Could you tell us more about the MA course module 'Cosmological Images: Representing the Universe' that you teach?
It takes on the history of science and ideas as a history of ways of understanding the universe as a whole - the relationships between humans, divinities, the earth, and all the domains of nature. It looks at how these views of the universe get realised in specific objects, artworks, buildings, epics, and how they change over time. So the course connects philosophy, religion, and history of art, in order to think about what people are doing when they represent the totality of the universe to each other, and how these kinds of representations orient their activities and are part of political struggles. It's also an introduction to the past 500 years of history of science and the hidden histories that feed into it.
Do you have a particular favourite moment whilst working at the Institute?
I think of the Institute as a kind of “synchronicity generator.” Lots of weird coincidences and fortuitous meetings happen here, between people, ideas, books - so I don't even think of them as weird anymore, they're just a normal part of life.

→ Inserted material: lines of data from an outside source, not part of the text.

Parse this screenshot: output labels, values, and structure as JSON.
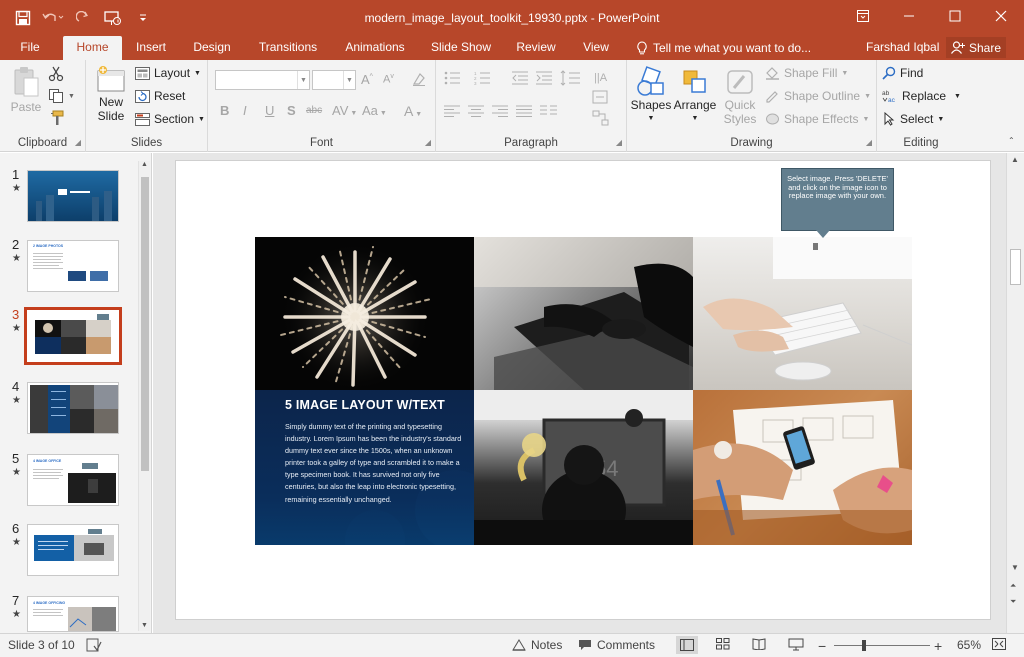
{
  "app": {
    "document_title": "modern_image_layout_toolkit_19930.pptx - PowerPoint"
  },
  "qat": {
    "save_icon": "save-icon",
    "undo_icon": "undo-icon",
    "redo_icon": "redo-icon",
    "present_icon": "present-from-start-icon",
    "customize_icon": "customize-qat-icon"
  },
  "window": {
    "ribbon_display": "ribbon-display-options-icon",
    "minimize": "minimize-icon",
    "restore": "restore-icon",
    "close": "close-icon"
  },
  "tabs": [
    "File",
    "Home",
    "Insert",
    "Design",
    "Transitions",
    "Animations",
    "Slide Show",
    "Review",
    "View"
  ],
  "tell_me": "Tell me what you want to do...",
  "user": "Farshad Iqbal",
  "share": "Share",
  "ribbon": {
    "clipboard": {
      "label": "Clipboard",
      "paste": "Paste"
    },
    "slides": {
      "label": "Slides",
      "new_slide_1": "New",
      "new_slide_2": "Slide",
      "layout": "Layout",
      "reset": "Reset",
      "section": "Section"
    },
    "font": {
      "label": "Font",
      "buttons": [
        "B",
        "I",
        "U",
        "S",
        "abc",
        "AV",
        "Aa",
        "A"
      ]
    },
    "paragraph": {
      "label": "Paragraph"
    },
    "drawing": {
      "label": "Drawing",
      "shapes": "Shapes",
      "arrange": "Arrange",
      "quick_styles_1": "Quick",
      "quick_styles_2": "Styles",
      "shape_fill": "Shape Fill",
      "shape_outline": "Shape Outline",
      "shape_effects": "Shape Effects"
    },
    "editing": {
      "label": "Editing",
      "find": "Find",
      "replace": "Replace",
      "select": "Select"
    }
  },
  "thumbnails": [
    {
      "num": "1",
      "selected": false
    },
    {
      "num": "2",
      "selected": false,
      "heading": "2 IMAGE PHOTOS"
    },
    {
      "num": "3",
      "selected": true
    },
    {
      "num": "4",
      "selected": false
    },
    {
      "num": "5",
      "selected": false,
      "heading": "4 IMAGE OFFICE"
    },
    {
      "num": "6",
      "selected": false
    },
    {
      "num": "7",
      "selected": false,
      "heading": "4 IMAGE OFFICING"
    }
  ],
  "slide": {
    "callout": "Select image. Press 'DELETE' and click on the image icon to replace image with your own.",
    "title": "5 IMAGE LAYOUT W/TEXT",
    "body": "Simply dummy text of the printing and typesetting industry. Lorem Ipsum has been the industry's standard dummy text ever since the 1500s, when an unknown printer took a galley of type and scrambled it to make a type specimen book. It has survived not only five centuries, but also the leap into electronic typesetting, remaining essentially unchanged."
  },
  "status": {
    "slide": "Slide 3 of 10",
    "notes": "Notes",
    "comments": "Comments",
    "zoom": "65%",
    "minus": "−",
    "plus": "+"
  }
}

My most recent thrill was discovering two books about exhibitions on "Cosmological Monuments" from the 1950s which connected a bunch of dots. I also have really fond memories of the "Contemplative Clinic" workshops and the "Eccentric Courtyard" meetings, with ice lollies, in the summer just before the construction began.
With the Warburg Renaissance building project in full swing what are you looking forward to about the new design?
I’m really excited to see workshops and lectures in the new elliptical auditorium. And looking forward to studying the Eranos Archive in the Photo Collection!